Obama, Notre Dame and the Intra-Catholic Struggle
As you probably know by now, President Obama is due to deliver the commencement address and pick up an honorary degree from the University of Notre Dame on Sunday. And protests over the appearance--and much earlier, over the invitation--have become a big cause celebre for conservative Catholics, including a sizable chunk of the Church hierarchy.
The issue, of course, is whether a Catholic university should be honoring or even listening to a pro-choice president, given the Church's position on abortion, and more to the point, given the conviction of anti-abortion activists that Obama is presiding over a twenty-first century version of the Holocaust.
But the annoying thing about the controversy is the planted axiom in much of the coverage that Catholics are having to decide whether their anti-abortion beliefs should trump every other moral and political issue, or simple respect to a President of the United States. We are often told that a majority of Catholics voted for Obama, and support the decision to invite him to speak at Notre Dame. The impression often left is that Catholics have forgotten about the primacy of "life" issues, and have let themselves be lured into error by concerns over, say, their jobs or health care needs or global warming, or their opposition to Bush foreign policies.
But it's important to understand that this isn't just a matter of priorities for millions of American Catholics: they are actually no more likely to hold anti-abortion views than the rest of the U.S. population. According to a new Quinnipiac poll, 13 percent of Catholics think abortion should be legal in all cases, while 37 percent think it should be legal in most cases; voters as a whole break down at 15% and 37%. Only 16% of Catholics (as compared with 14% of Americans as a whole) think abortion should be illegal in all cases.
Now it's entirely possible to be in favor of legalized abortion while still deploring the practice. But it seems Catholics are no more likely to be "morally opposed" to abortion than other Americans. According to a recent Gallup survey, 40% of Catholics (as compared to 41% of non-Catholics) consider abortion "morally acceptable." And that's not so strange, since the same survey shows 71% of Catholics finding divorce "morally acceptable" (the number is 66% among non-Catholics), with similarly positive moral acceptance levels for pre-marital sex (67%, compared to 57% of non-Catholics), having a child out of wedlock (61%; 52% among non-Catholics) and homosexual relations (54%; 45% of non-Catholics). None of these positions, of course, are in line with contemporary Church doctrine.
What this should make clear is that the brouhaha over Obama's Notre Dame appearance is less about Obama versus Catholics than Catholics versus Catholics.
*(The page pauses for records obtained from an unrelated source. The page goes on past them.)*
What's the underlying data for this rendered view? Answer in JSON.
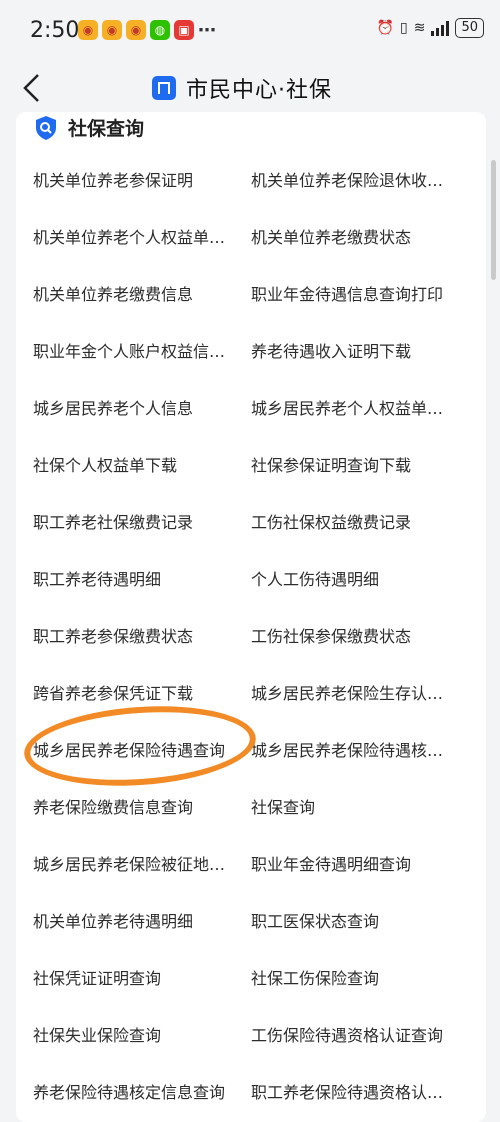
{
  "status_bar": {
    "time": "2:50",
    "notif_icons": [
      "weibo-icon",
      "weibo-icon",
      "weibo-icon",
      "wechat-icon",
      "app-red-icon",
      "more-icon"
    ],
    "battery": "50"
  },
  "nav": {
    "title": "市民中心·社保"
  },
  "section": {
    "title": "社保查询"
  },
  "items": [
    [
      "机关单位养老参保证明",
      "机关单位养老保险退休收…"
    ],
    [
      "机关单位养老个人权益单…",
      "机关单位养老缴费状态"
    ],
    [
      "机关单位养老缴费信息",
      "职业年金待遇信息查询打印"
    ],
    [
      "职业年金个人账户权益信…",
      "养老待遇收入证明下载"
    ],
    [
      "城乡居民养老个人信息",
      "城乡居民养老个人权益单…"
    ],
    [
      "社保个人权益单下载",
      "社保参保证明查询下载"
    ],
    [
      "职工养老社保缴费记录",
      "工伤社保权益缴费记录"
    ],
    [
      "职工养老待遇明细",
      "个人工伤待遇明细"
    ],
    [
      "职工养老参保缴费状态",
      "工伤社保参保缴费状态"
    ],
    [
      "跨省养老参保凭证下载",
      "城乡居民养老保险生存认…"
    ],
    [
      "城乡居民养老保险待遇查询",
      "城乡居民养老保险待遇核…"
    ],
    [
      "养老保险缴费信息查询",
      "社保查询"
    ],
    [
      "城乡居民养老保险被征地…",
      "职业年金待遇明细查询"
    ],
    [
      "机关单位养老待遇明细",
      "职工医保状态查询"
    ],
    [
      "社保凭证证明查询",
      "社保工伤保险查询"
    ],
    [
      "社保失业保险查询",
      "工伤保险待遇资格认证查询"
    ],
    [
      "养老保险待遇核定信息查询",
      "职工养老保险待遇资格认…"
    ]
  ],
  "colors": {
    "accent": "#1e6bf0",
    "highlight": "#f28b26"
  }
}
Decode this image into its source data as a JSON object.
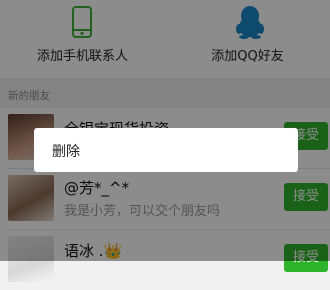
{
  "header": {
    "add_phone_contacts": "添加手机联系人",
    "add_qq_friends": "添加QQ好友"
  },
  "section": {
    "title": "新的朋友"
  },
  "requests": [
    {
      "name": "全银宝现货投资",
      "message": "",
      "action": "接受"
    },
    {
      "name": "@芳*_^*",
      "message": "我是小芳，可以交个朋友吗",
      "action": "接受"
    },
    {
      "name": "语冰 .👑",
      "message": "",
      "action": "接受"
    }
  ],
  "context_menu": {
    "delete_label": "删除"
  },
  "colors": {
    "accept_green": "#2eb32b",
    "phone_icon_green": "#3cb035",
    "qq_icon_blue": "#1b86c9"
  },
  "icons": [
    "phone-icon",
    "qq-penguin-icon"
  ]
}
One of the leading agitators against Obama's appearance, First Things editor Joseph Bottum, has written a long piece arguing that the controversy is part of an epic struggle to force "elitist" Catholic colleges back into line with both the hierarchy and grassroots Catholic anti-abortion sentiment (Damon Linker ripostes that "it is Bottum and his theoconservative allies who stand on the margins of American Catholic life").
Further, the intra-Catholic struggle is an old story in this country, dating back at least to the "Americanist Heresy" furor of the late nineteenth century, which also centered on conservative claims that Catholic academicians were too accomodating to secular American culture. Interestingly enough, as Linker points out, an especially sharp rebuke to Bottum's essay came from Catholic traditionalist Patrick Deneen, who lashes politically conservative Catholics for undermining the faith and encouraging an emphasis on "individual choice" through their enthusiasm for capitalism.
The more you look at it all, Barack Obama is to a large extent a bystander in the battles over his appearance at Notre Dame, no matter how it's spun in the news media or by Republicans. Some Catholic conservatives may indeed think of him as a baby-killing libertine, but that's how they've viewed most Democratic politicians for some time now. What they're really upset about is how many of their co-religionists--whom they constantly mock as "non-observant," lapsed or "cafeteria Catholics"--reject Church doctrine on abortion and other gender and sexuality issues, and won't submit. And for all the explicit and implicit suggestions that "liberal" Catholics aren't "real" Catholics, I doubt the hard-core traditionalists are really quite prepared to invite half the American Church to walk away.